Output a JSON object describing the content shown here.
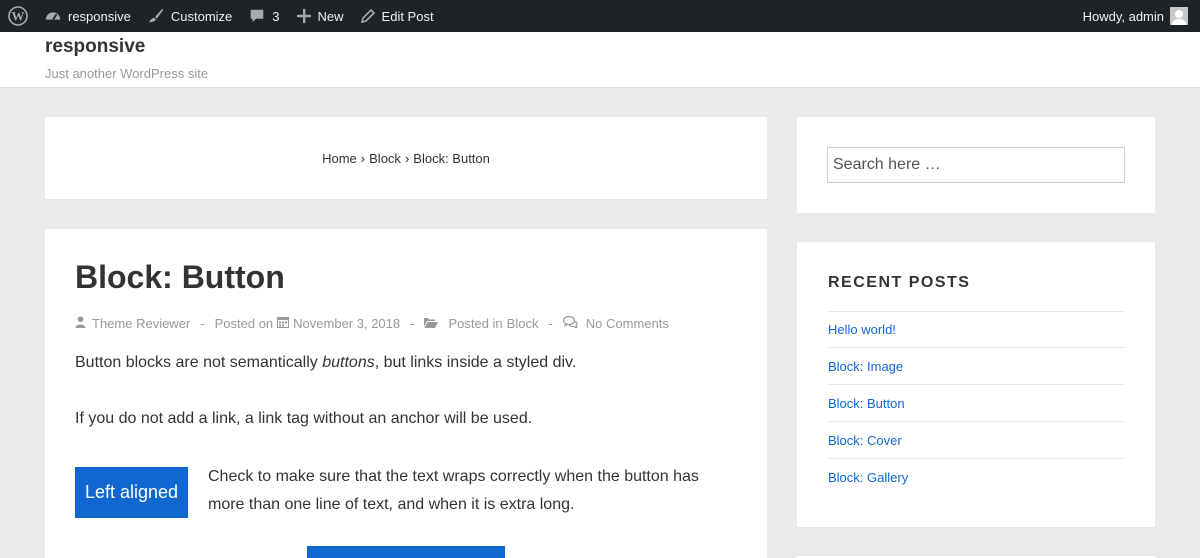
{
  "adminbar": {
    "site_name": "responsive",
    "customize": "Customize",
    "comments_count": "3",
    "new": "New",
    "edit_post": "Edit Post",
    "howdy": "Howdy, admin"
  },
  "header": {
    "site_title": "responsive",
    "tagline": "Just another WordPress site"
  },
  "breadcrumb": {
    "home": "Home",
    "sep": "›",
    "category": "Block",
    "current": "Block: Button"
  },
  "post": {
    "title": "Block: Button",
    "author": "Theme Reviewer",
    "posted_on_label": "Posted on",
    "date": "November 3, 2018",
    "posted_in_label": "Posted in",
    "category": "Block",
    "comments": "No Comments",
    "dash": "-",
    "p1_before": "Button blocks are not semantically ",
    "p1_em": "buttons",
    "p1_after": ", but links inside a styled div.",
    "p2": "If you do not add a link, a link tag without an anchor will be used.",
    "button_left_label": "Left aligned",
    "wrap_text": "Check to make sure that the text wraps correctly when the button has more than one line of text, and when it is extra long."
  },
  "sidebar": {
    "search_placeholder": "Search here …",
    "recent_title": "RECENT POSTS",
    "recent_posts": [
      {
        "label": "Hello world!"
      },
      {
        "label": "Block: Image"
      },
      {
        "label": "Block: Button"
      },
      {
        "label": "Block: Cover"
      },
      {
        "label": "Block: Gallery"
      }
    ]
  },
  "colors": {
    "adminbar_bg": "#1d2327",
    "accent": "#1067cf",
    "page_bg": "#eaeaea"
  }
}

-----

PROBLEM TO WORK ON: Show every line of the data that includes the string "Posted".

WRITTEN RESPONSE:
    "posted_on_label": "Posted on",
    "posted_in_label": "Posted in",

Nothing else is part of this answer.